Records for this exercise below:

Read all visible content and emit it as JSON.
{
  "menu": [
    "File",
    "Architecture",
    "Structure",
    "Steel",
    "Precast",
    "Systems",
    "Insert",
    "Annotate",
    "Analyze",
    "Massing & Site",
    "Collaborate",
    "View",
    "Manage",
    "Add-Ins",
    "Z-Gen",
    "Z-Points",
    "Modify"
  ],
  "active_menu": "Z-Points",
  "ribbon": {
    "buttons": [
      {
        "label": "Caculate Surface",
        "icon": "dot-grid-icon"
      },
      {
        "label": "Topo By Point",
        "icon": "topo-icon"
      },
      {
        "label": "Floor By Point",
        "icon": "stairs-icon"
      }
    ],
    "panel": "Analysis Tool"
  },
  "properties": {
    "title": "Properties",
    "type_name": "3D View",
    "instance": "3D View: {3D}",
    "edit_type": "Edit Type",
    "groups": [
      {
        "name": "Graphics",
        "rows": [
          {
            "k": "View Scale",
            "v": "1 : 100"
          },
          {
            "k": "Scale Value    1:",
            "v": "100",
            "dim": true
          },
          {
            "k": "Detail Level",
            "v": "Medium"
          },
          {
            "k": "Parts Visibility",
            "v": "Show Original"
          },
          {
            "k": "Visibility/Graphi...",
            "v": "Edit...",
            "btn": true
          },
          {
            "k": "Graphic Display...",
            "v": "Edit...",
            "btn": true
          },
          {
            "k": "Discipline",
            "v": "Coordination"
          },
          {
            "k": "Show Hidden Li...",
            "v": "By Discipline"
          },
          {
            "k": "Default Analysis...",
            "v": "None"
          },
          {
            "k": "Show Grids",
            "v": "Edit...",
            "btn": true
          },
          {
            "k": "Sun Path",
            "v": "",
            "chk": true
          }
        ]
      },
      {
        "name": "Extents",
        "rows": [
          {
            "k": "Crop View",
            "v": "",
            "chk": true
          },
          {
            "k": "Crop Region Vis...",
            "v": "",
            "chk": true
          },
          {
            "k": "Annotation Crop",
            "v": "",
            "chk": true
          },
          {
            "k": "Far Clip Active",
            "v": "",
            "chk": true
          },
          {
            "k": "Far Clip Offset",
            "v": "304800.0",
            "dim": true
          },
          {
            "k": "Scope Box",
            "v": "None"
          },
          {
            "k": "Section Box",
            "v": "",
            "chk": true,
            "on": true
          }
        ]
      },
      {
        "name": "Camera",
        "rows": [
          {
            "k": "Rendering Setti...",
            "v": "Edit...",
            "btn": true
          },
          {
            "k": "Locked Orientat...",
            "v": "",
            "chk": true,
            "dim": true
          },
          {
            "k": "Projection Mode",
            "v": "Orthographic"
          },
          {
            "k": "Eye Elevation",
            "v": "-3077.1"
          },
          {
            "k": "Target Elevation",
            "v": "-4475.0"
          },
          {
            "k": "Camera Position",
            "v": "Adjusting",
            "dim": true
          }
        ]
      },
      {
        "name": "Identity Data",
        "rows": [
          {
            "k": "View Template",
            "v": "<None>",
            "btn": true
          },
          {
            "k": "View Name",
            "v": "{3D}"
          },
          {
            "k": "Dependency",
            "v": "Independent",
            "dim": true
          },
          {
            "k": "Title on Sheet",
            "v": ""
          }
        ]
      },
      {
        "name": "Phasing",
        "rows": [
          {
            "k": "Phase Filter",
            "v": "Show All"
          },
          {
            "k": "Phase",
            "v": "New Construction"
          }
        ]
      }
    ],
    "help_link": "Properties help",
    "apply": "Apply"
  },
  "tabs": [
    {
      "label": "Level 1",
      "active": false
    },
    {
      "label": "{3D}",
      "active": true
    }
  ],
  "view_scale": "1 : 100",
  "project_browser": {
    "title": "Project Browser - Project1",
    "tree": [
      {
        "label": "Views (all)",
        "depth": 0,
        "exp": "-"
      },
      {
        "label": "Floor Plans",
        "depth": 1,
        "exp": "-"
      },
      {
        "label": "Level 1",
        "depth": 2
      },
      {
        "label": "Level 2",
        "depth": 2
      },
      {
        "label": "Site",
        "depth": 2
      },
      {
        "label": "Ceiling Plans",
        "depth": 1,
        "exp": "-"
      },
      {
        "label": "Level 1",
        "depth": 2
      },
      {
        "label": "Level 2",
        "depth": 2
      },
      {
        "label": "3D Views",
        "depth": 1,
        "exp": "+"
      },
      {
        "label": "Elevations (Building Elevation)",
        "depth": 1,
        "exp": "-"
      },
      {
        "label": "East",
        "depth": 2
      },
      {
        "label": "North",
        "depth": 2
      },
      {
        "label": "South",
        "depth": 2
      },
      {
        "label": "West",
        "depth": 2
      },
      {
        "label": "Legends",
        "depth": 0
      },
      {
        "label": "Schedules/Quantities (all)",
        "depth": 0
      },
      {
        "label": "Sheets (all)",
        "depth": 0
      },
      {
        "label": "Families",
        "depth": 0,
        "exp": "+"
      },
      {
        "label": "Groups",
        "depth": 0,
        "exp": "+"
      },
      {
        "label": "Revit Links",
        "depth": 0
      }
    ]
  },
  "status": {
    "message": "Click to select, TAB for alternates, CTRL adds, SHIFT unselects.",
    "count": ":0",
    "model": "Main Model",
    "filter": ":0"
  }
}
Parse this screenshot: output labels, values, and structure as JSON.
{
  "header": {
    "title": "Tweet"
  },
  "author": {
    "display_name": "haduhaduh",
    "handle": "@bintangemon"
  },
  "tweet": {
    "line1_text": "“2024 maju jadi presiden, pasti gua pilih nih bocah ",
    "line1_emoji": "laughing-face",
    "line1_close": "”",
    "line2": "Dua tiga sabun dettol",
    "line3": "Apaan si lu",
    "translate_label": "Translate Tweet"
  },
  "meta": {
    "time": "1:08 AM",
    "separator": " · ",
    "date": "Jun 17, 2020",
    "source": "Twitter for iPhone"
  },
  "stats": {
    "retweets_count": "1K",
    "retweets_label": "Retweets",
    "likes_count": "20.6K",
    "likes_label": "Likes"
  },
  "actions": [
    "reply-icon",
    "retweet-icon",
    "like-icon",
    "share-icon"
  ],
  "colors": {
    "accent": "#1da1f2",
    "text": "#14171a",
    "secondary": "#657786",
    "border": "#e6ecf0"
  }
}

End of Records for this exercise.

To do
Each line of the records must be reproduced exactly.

Your response
Read all visible content and emit it as JSON.
{
  "menu": [
    "File",
    "Architecture",
    "Structure",
    "Steel",
    "Precast",
    "Systems",
    "Insert",
    "Annotate",
    "Analyze",
    "Massing & Site",
    "Collaborate",
    "View",
    "Manage",
    "Add-Ins",
    "Z-Gen",
    "Z-Points",
    "Modify"
  ],
  "active_menu": "Z-Points",
  "ribbon": {
    "buttons": [
      {
        "label": "Caculate Surface",
        "icon": "dot-grid-icon"
      },
      {
        "label": "Topo By Point",
        "icon": "topo-icon"
      },
      {
        "label": "Floor By Point",
        "icon": "stairs-icon"
      }
    ],
    "panel": "Analysis Tool"
  },
  "properties": {
    "title": "Properties",
    "type_name": "3D View",
    "instance": "3D View: {3D}",
    "edit_type": "Edit Type",
    "groups": [
      {
        "name": "Graphics",
        "rows": [
          {
            "k": "View Scale",
            "v": "1 : 100"
          },
          {
            "k": "Scale Value    1:",
            "v": "100",
            "dim": true
          },
          {
            "k": "Detail Level",
            "v": "Medium"
          },
          {
            "k": "Parts Visibility",
            "v": "Show Original"
          },
          {
            "k": "Visibility/Graphi...",
            "v": "Edit...",
            "btn": true
          },
          {
            "k": "Graphic Display...",
            "v": "Edit...",
            "btn": true
          },
          {
            "k": "Discipline",
            "v": "Coordination"
          },
          {
            "k": "Show Hidden Li...",
            "v": "By Discipline"
          },
          {
            "k": "Default Analysis...",
            "v": "None"
          },
          {
            "k": "Show Grids",
            "v": "Edit...",
            "btn": true
          },
          {
            "k": "Sun Path",
            "v": "",
            "chk": true
          }
        ]
      },
      {
        "name": "Extents",
        "rows": [
          {
            "k": "Crop View",
            "v": "",
            "chk": true
          },
          {
            "k": "Crop Region Vis...",
            "v": "",
            "chk": true
          },
          {
            "k": "Annotation Crop",
            "v": "",
            "chk": true
          },
          {
            "k": "Far Clip Active",
            "v": "",
            "chk": true
          },
          {
            "k": "Far Clip Offset",
            "v": "304800.0",
            "dim": true
          },
          {
            "k": "Scope Box",
            "v": "None"
          },
          {
            "k": "Section Box",
            "v": "",
            "chk": true,
            "on": true
          }
        ]
      },
      {
        "name": "Camera",
        "rows": [
          {
            "k": "Rendering Setti...",
            "v": "Edit...",
            "btn": true
          },
          {
            "k": "Locked Orientat...",
            "v": "",
            "chk": true,
            "dim": true
          },
          {
            "k": "Projection Mode",
            "v": "Orthographic"
          },
          {
            "k": "Eye Elevation",
            "v": "-3077.1"
          },
          {
            "k": "Target Elevation",
            "v": "-4475.0"
          },
          {
            "k": "Camera Position",
            "v": "Adjusting",
            "dim": true
          }
        ]
      },
      {
        "name": "Identity Data",
        "rows": [
          {
            "k": "View Template",
            "v": "<None>",
            "btn": true
          },
          {
            "k": "View Name",
            "v": "{3D}"
          },
          {
            "k": "Dependency",
            "v": "Independent",
            "dim": true
          },
          {
            "k": "Title on Sheet",
            "v": ""
          }
        ]
      },
      {
        "name": "Phasing",
        "rows": [
          {
            "k": "Phase Filter",
            "v": "Show All"
          },
          {
            "k": "Phase",
            "v": "New Construction"
          }
        ]
      }
    ],
    "help_link": "Properties help",
    "apply": "Apply"
  },
  "tabs": [
    {
      "label": "Level 1",
      "active": false
    },
    {
      "label": "{3D}",
      "active": true
    }
  ],
  "view_scale": "1 : 100",
  "project_browser": {
    "title": "Project Browser - Project1",
    "tree": [
      {
        "label": "Views (all)",
        "depth": 0,
        "exp": "-"
      },
      {
        "label": "Floor Plans",
        "depth": 1,
        "exp": "-"
      },
      {
        "label": "Level 1",
        "depth": 2
      },
      {
        "label": "Level 2",
        "depth": 2
      },
      {
        "label": "Site",
        "depth": 2
      },
      {
        "label": "Ceiling Plans",
        "depth": 1,
        "exp": "-"
      },
      {
        "label": "Level 1",
        "depth": 2
      },
      {
        "label": "Level 2",
        "depth": 2
      },
      {
        "label": "3D Views",
        "depth": 1,
        "exp": "+"
      },
      {
        "label": "Elevations (Building Elevation)",
        "depth": 1,
        "exp": "-"
      },
      {
        "label": "East",
        "depth": 2
      },
      {
        "label": "North",
        "depth": 2
      },
      {
        "label": "South",
        "depth": 2
      },
      {
        "label": "West",
        "depth": 2
      },
      {
        "label": "Legends",
        "depth": 0
      },
      {
        "label": "Schedules/Quantities (all)",
        "depth": 0
      },
      {
        "label": "Sheets (all)",
        "depth": 0
      },
      {
        "label": "Families",
        "depth": 0,
        "exp": "+"
      },
      {
        "label": "Groups",
        "depth": 0,
        "exp": "+"
      },
      {
        "label": "Revit Links",
        "depth": 0
      }
    ]
  },
  "status": {
    "message": "Click to select, TAB for alternates, CTRL adds, SHIFT unselects.",
    "count": ":0",
    "model": "Main Model",
    "filter": ":0"
  }
}
Parse this screenshot: output labels, values, and structure as JSON.
{
  "header": {
    "title": "Tweet"
  },
  "author": {
    "display_name": "haduhaduh",
    "handle": "@bintangemon"
  },
  "tweet": {
    "line1_text": "“2024 maju jadi presiden, pasti gua pilih nih bocah ",
    "line1_emoji": "laughing-face",
    "line1_close": "”",
    "line2": "Dua tiga sabun dettol",
    "line3": "Apaan si lu",
    "translate_label": "Translate Tweet"
  },
  "meta": {
    "time": "1:08 AM",
    "separator": " · ",
    "date": "Jun 17, 2020",
    "source": "Twitter for iPhone"
  },
  "stats": {
    "retweets_count": "1K",
    "retweets_label": "Retweets",
    "likes_count": "20.6K",
    "likes_label": "Likes"
  },
  "actions": [
    "reply-icon",
    "retweet-icon",
    "like-icon",
    "share-icon"
  ],
  "colors": {
    "accent": "#1da1f2",
    "text": "#14171a",
    "secondary": "#657786",
    "border": "#e6ecf0"
  }
}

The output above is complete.